### ABOUT THIS EXERCISE
Which lines of the data contain the string "everybody"? Show each of them.

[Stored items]
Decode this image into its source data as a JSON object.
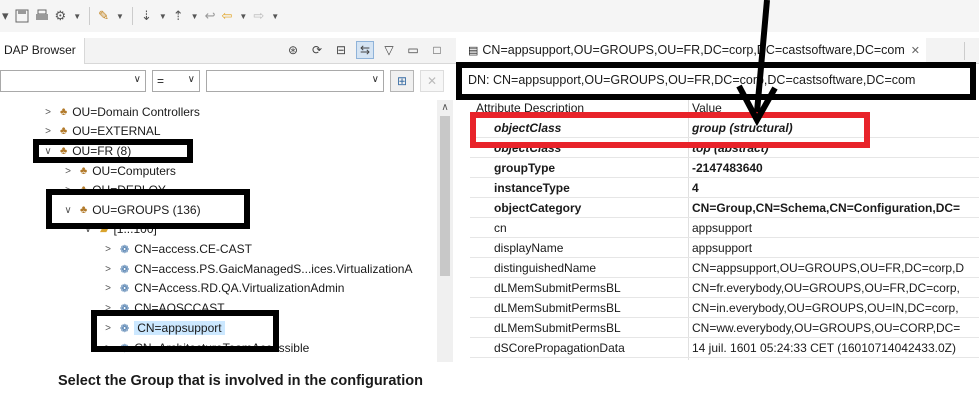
{
  "toolbar": {
    "icons": [
      "dropdown-icon",
      "save-icon",
      "print-icon",
      "settings-icon",
      "pin-icon",
      "next-annotation-icon",
      "previous-annotation-icon",
      "last-edit-icon",
      "back-icon",
      "forward-icon"
    ]
  },
  "left_view": {
    "tab_label": "DAP Browser",
    "filter": {
      "attribute_value": "",
      "operator_value": "=",
      "text_value": ""
    },
    "tree": [
      {
        "label": "OU=Domain Controllers",
        "type": "ou",
        "expanded": false,
        "selected": false
      },
      {
        "label": "OU=EXTERNAL",
        "type": "ou",
        "expanded": false,
        "selected": false
      },
      {
        "label": "OU=FR (8)",
        "type": "ou",
        "expanded": true,
        "selected": false
      },
      {
        "label": "OU=Computers",
        "type": "ou",
        "expanded": false,
        "selected": false
      },
      {
        "label": "OU=DEPLOY",
        "type": "ou",
        "expanded": false,
        "selected": false
      },
      {
        "label": "OU=GROUPS (136)",
        "type": "ou",
        "expanded": true,
        "selected": false
      },
      {
        "label": "[1...100]",
        "type": "folder",
        "expanded": true,
        "selected": false
      },
      {
        "label": "CN=access.CE-CAST",
        "type": "group",
        "expanded": false,
        "selected": false
      },
      {
        "label": "CN=access.PS.GaicManagedS...ices.VirtualizationA",
        "type": "group",
        "expanded": false,
        "selected": false
      },
      {
        "label": "CN=Access.RD.QA.VirtualizationAdmin",
        "type": "group",
        "expanded": false,
        "selected": false
      },
      {
        "label": "CN=AOSCCAST",
        "type": "group",
        "expanded": false,
        "selected": false
      },
      {
        "label": "CN=appsupport",
        "type": "group",
        "expanded": false,
        "selected": true
      },
      {
        "label": "CN=ArchitectureTeamAccessible",
        "type": "group",
        "expanded": false,
        "selected": false
      }
    ]
  },
  "caption": "Select the Group that is involved in the configuration",
  "editor": {
    "tab_label": "CN=appsupport,OU=GROUPS,OU=FR,DC=corp,DC=castsoftware,DC=com",
    "dn_label": "DN: CN=appsupport,OU=GROUPS,OU=FR,DC=corp,DC=castsoftware,DC=com",
    "columns": [
      "Attribute Description",
      "Value"
    ],
    "rows": [
      {
        "attr": "objectClass",
        "value": "group (structural)",
        "style": "italic"
      },
      {
        "attr": "objectClass",
        "value": "top (abstract)",
        "style": "italic"
      },
      {
        "attr": "groupType",
        "value": "-2147483640",
        "style": "bold"
      },
      {
        "attr": "instanceType",
        "value": "4",
        "style": "bold"
      },
      {
        "attr": "objectCategory",
        "value": "CN=Group,CN=Schema,CN=Configuration,DC=",
        "style": "bold"
      },
      {
        "attr": "cn",
        "value": "appsupport",
        "style": "normal"
      },
      {
        "attr": "displayName",
        "value": "appsupport",
        "style": "normal"
      },
      {
        "attr": "distinguishedName",
        "value": "CN=appsupport,OU=GROUPS,OU=FR,DC=corp,D",
        "style": "normal"
      },
      {
        "attr": "dLMemSubmitPermsBL",
        "value": "CN=fr.everybody,OU=GROUPS,OU=FR,DC=corp,",
        "style": "normal"
      },
      {
        "attr": "dLMemSubmitPermsBL",
        "value": "CN=in.everybody,OU=GROUPS,OU=IN,DC=corp,",
        "style": "normal"
      },
      {
        "attr": "dLMemSubmitPermsBL",
        "value": "CN=ww.everybody,OU=GROUPS,OU=CORP,DC=",
        "style": "normal"
      },
      {
        "attr": "dSCorePropagationData",
        "value": "14 juil. 1601 05:24:33 CET (16010714042433.0Z)",
        "style": "normal"
      }
    ]
  },
  "colors": {
    "annotation_black": "#000000",
    "annotation_red": "#e8232a",
    "selection": "#cce8ff"
  }
}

### SOLUTION FOR THIS PROBLEM
        "value": "CN=fr.everybody,OU=GROUPS,OU=FR,DC=corp,",
        "value": "CN=in.everybody,OU=GROUPS,OU=IN,DC=corp,",
        "value": "CN=ww.everybody,OU=GROUPS,OU=CORP,DC=",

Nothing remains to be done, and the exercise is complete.